R1(config)#access-list 100 permit ip host 192.168.12.2 any
Then it works:
R1#show ip bgp BGP table version is 4, local router ID is 192.168.12.1 Status codes: s suppressed, d damped, h history, * valid, > best, i - internal, r RIB-failure, S Stale, m multipath, b backup-path, f RT-Filter, x best-external, a additional-path, c RIB-compressed, t secondary path, Origin codes: i - IGP, e - EGP, ? - incomplete RPKI validation codes: V valid, I invalid, N Not found Network Next Hop Metric LocPrf Weight Path *> 220.127.116.11 192.168.12.2 0 0 2 i *> 172.16.0.0/24 192.168.12.2 0 0 2 i *> 192.168.1.0 192.168.12.2 0 0 2 i
You can see it in the debug too:
R1#clear ip route * RT: updating bgp 18.104.22.168/8 (0x0) : via 192.168.12.2 0 1048577 RT: add 22.214.171.124/8 via 192.168.12.2, bgp metric [20/0] RT: updating bgp 172.16.0.0/24 (0x0) : via 192.168.12.2 0 1048577 RT: add 172.16.0.0/24 via 192.168.12.2, bgp metric [20/0] RT: updating bgp 192.168.1.0/24 (0x0) : via 192.168.12.2 0 1048577 RT: add 192.168.1.0/24 via 192.168.12.2, bgp metric [20/0]

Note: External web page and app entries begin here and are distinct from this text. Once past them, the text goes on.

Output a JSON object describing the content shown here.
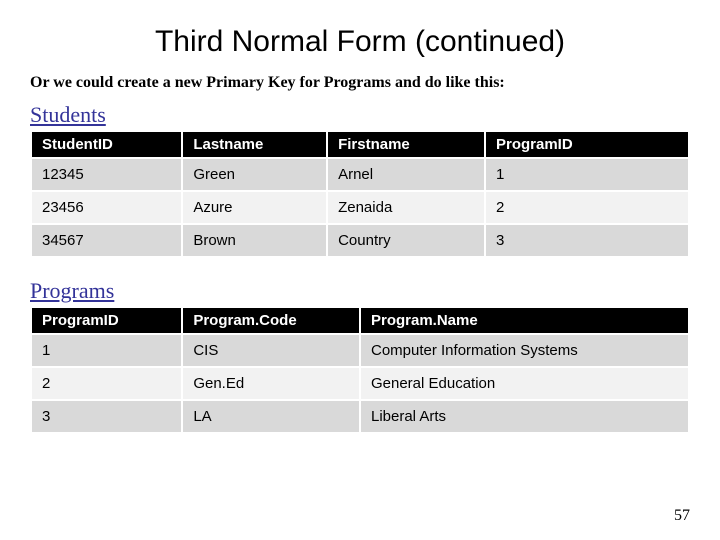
{
  "title": "Third Normal Form (continued)",
  "subtitle": "Or we could create a new Primary Key for Programs and do like this:",
  "tables": {
    "students": {
      "label": "Students",
      "headers": [
        "StudentID",
        "Lastname",
        "Firstname",
        "ProgramID"
      ],
      "rows": [
        [
          "12345",
          "Green",
          "Arnel",
          "1"
        ],
        [
          "23456",
          "Azure",
          "Zenaida",
          "2"
        ],
        [
          "34567",
          "Brown",
          "Country",
          "3"
        ]
      ]
    },
    "programs": {
      "label": "Programs",
      "headers": [
        "ProgramID",
        "Program.Code",
        "Program.Name"
      ],
      "rows": [
        [
          "1",
          "CIS",
          "Computer Information Systems"
        ],
        [
          "2",
          "Gen.Ed",
          "General Education"
        ],
        [
          "3",
          "LA",
          "Liberal Arts"
        ]
      ]
    }
  },
  "page_number": "57"
}
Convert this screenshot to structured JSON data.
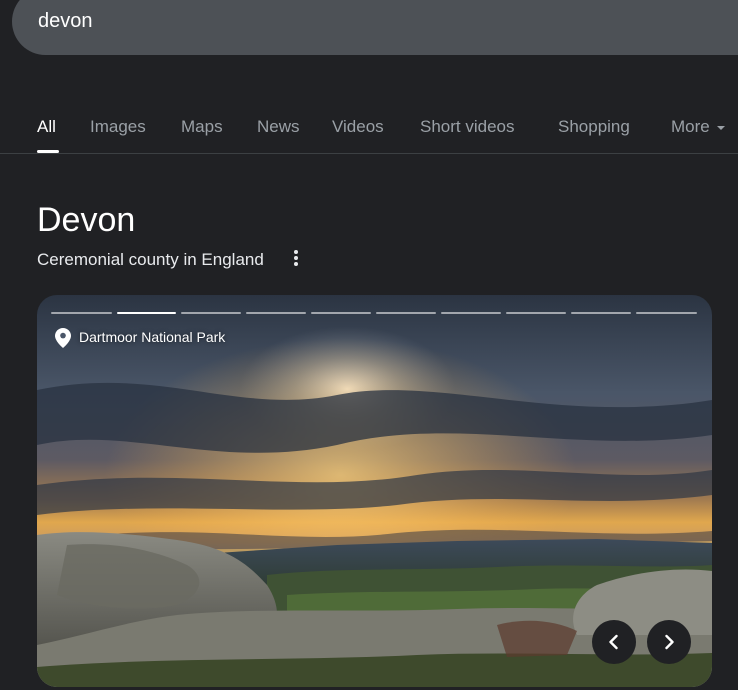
{
  "search": {
    "query": "devon"
  },
  "tabs": [
    {
      "label": "All",
      "active": true
    },
    {
      "label": "Images"
    },
    {
      "label": "Maps"
    },
    {
      "label": "News"
    },
    {
      "label": "Videos"
    },
    {
      "label": "Short videos"
    },
    {
      "label": "Shopping"
    },
    {
      "label": "More",
      "icon": "caret-down-icon"
    }
  ],
  "knowledge_panel": {
    "title": "Devon",
    "subtitle": "Ceremonial county in England",
    "menu_icon": "more-vert-icon",
    "photo": {
      "location_icon": "location-pin-icon",
      "location": "Dartmoor National Park",
      "slide_count": 10,
      "active_slide": 2,
      "prev_icon": "chevron-left-icon",
      "next_icon": "chevron-right-icon"
    }
  },
  "colors": {
    "background": "#202124",
    "search_bar": "#4d5156",
    "tab_inactive": "#9aa0a6",
    "text_primary": "#ffffff"
  }
}
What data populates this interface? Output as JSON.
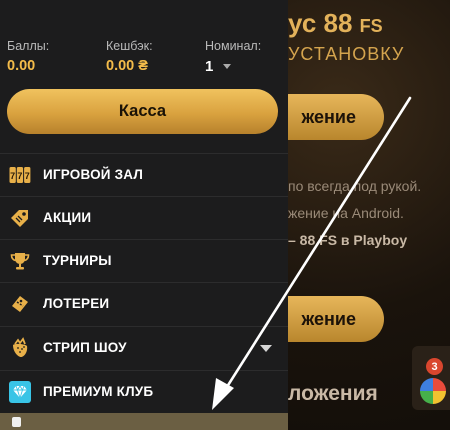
{
  "background": {
    "promo_title_main": "ус 88",
    "promo_title_fs": "FS",
    "promo_subtitle": "УСТАНОВКУ",
    "button_1_label": "жение",
    "text_line_1": "по всегда под рукой.",
    "text_line_2": "жение на Android.",
    "text_line_3": "– 88 FS в Playboy",
    "button_2_label": "жение",
    "apps_heading": "ложения",
    "widget_badge_count": "3"
  },
  "menu": {
    "balance": {
      "label": "Баллы:",
      "value": "0.00"
    },
    "cashback": {
      "label": "Кешбэк:",
      "value": "0.00 ₴"
    },
    "nominal": {
      "label": "Номинал:",
      "value": "1"
    },
    "cashier_button": "Касса",
    "items": [
      {
        "label": "ИГРОВОЙ ЗАЛ",
        "icon": "slot-777-icon"
      },
      {
        "label": "АКЦИИ",
        "icon": "ticket-tag-icon"
      },
      {
        "label": "ТУРНИРЫ",
        "icon": "trophy-icon"
      },
      {
        "label": "ЛОТЕРЕИ",
        "icon": "lottery-ticket-icon"
      },
      {
        "label": "СТРИП ШОУ",
        "icon": "strawberry-icon",
        "expandable": true
      },
      {
        "label": "ПРЕМИУМ КЛУБ",
        "icon": "diamond-icon"
      }
    ]
  },
  "colors": {
    "menu_bg": "#1c1c1d",
    "accent_gold": "#f4bc4a",
    "cashier_gradient_top": "#f0c25e",
    "cashier_gradient_bottom": "#b7812c",
    "menu_text": "#ffffff",
    "annotation_arrow": "#ffffff"
  }
}
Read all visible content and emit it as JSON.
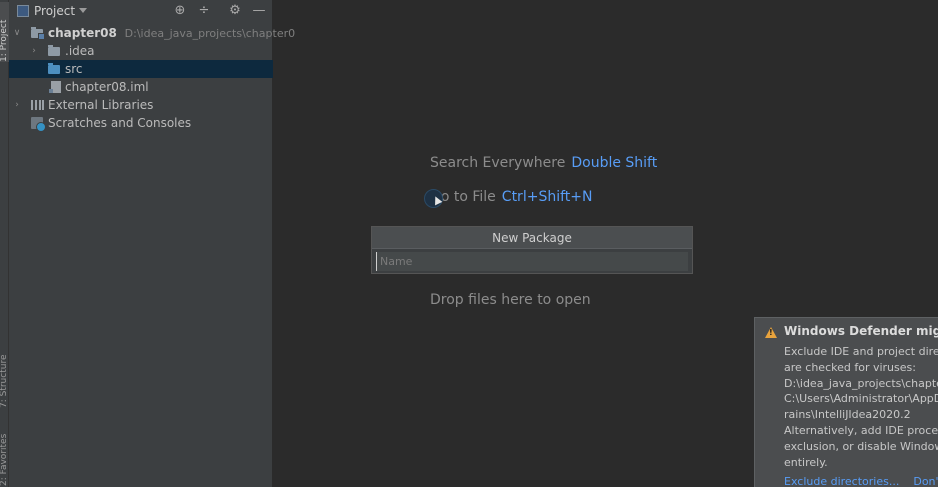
{
  "tool_stripe": {
    "project_tab": "1: Project",
    "structure_tab": "7: Structure",
    "favorites_tab": "2: Favorites"
  },
  "project_panel": {
    "title": "Project",
    "icons": [
      "locate-icon",
      "collapse-all-icon",
      "gear-icon",
      "minimize-icon"
    ],
    "tree": {
      "root_name": "chapter08",
      "root_path": "D:\\idea_java_projects\\chapter0",
      "idea_folder": ".idea",
      "src_folder": "src",
      "iml_file": "chapter08.iml",
      "external_libraries": "External Libraries",
      "scratches": "Scratches and Consoles"
    }
  },
  "editor": {
    "search_everywhere": "Search Everywhere",
    "search_everywhere_shortcut": "Double Shift",
    "go_to_file": "Go to File",
    "go_to_file_shortcut": "Ctrl+Shift+N",
    "drop_files": "Drop files here to open"
  },
  "new_package_popup": {
    "title": "New Package",
    "input_placeholder": "Name",
    "input_value": ""
  },
  "notification": {
    "title": "Windows Defender might i",
    "body_lines": [
      "Exclude IDE and project direc",
      "are checked for viruses:",
      "D:\\idea_java_projects\\chapte",
      "C:\\Users\\Administrator\\AppD",
      "rains\\IntelliJIdea2020.2",
      "Alternatively, add IDE proces",
      "exclusion, or disable Window",
      "entirely."
    ],
    "link_exclude": "Exclude directories...",
    "link_dont": "Don't",
    "warning_color": "#e8a33d"
  },
  "colors": {
    "accent_link": "#589df6",
    "selection": "#0d293e",
    "panel_bg": "#3c3f41",
    "editor_bg": "#2b2b2b"
  }
}
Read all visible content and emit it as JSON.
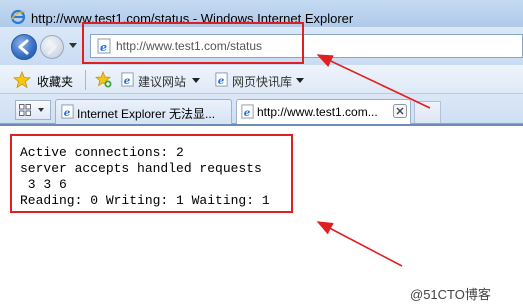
{
  "window": {
    "title": "http://www.test1.com/status - Windows Internet Explorer"
  },
  "navigation": {
    "back_icon": "back-arrow-icon",
    "forward_icon": "forward-arrow-icon",
    "address_url": "http://www.test1.com/status",
    "page_icon": "ie-page-icon"
  },
  "favorites_bar": {
    "favorites_label": "收藏夹",
    "items": [
      {
        "label": "建议网站",
        "icon": "ie-page-icon"
      },
      {
        "label": "网页快讯库",
        "icon": "ie-page-icon"
      }
    ]
  },
  "tabs": [
    {
      "label": "Internet Explorer 无法显...",
      "active": false
    },
    {
      "label": "http://www.test1.com...",
      "active": true
    }
  ],
  "page": {
    "lines": [
      "Active connections: 2",
      "server accepts handled requests",
      " 3 3 6",
      "Reading: 0 Writing: 1 Waiting: 1"
    ]
  },
  "annotations": {
    "highlight_color": "#e02020"
  },
  "watermark": "@51CTO博客"
}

And a match on the access-list:
R1#show access-lists Extended IP access list 100 10 permit ip host 126.96.36.199 host 255.0.0.0 (3 matches) 20 permit ip host 172.16.0.0 host 255.255.255.0 (3 matches) 30 permit ip host 192.168.1.0 host 255.255.255.0 (3 matches) 40 permit ip host 192.168.12.2 any (9 matches)
It’s strange and this doesn’t seem to be documented. Anyway, after adding it, it works.
thanks for your effort and explanation, it seems to be a software version error as I tried it again on an IOS XE router and it worked fine with your configuration.
Thanks for sharing that. I was wondering if it was related to platform/ IOS version. I originally wrote this article using IOS 12.4T and yesterday I tried it on IOS 15.x. Funny that it’s different on IOS XE.
Seems there is a typo:
R1(config)#access-list 100 permit ip 172.16.0.0 0.0.0.0 255.255.255.0 0.0.0.0
In the text you mention /16 so in the config example the subnet mask is incorrect.
Here’s a screenshot of the text in question:
It seems the text indicates a /24 subnet mask which is what is found in the access list. Unless I’m missing something… Please clarify when you get a chance.
It’s the text right below that screenshot:
“In the second entry we want an exact match for “172.16.0.0” so we use network 172.16.0.0 with wildcard 0.0.0.0. The prefix-length has to be exactly /16 so we use subnet mask 255.255.0.0 with wildcard 0.0.0.0.”
But indeed it would make sense to change that part to /24 and 255.255.255.0 instead so it all matches up.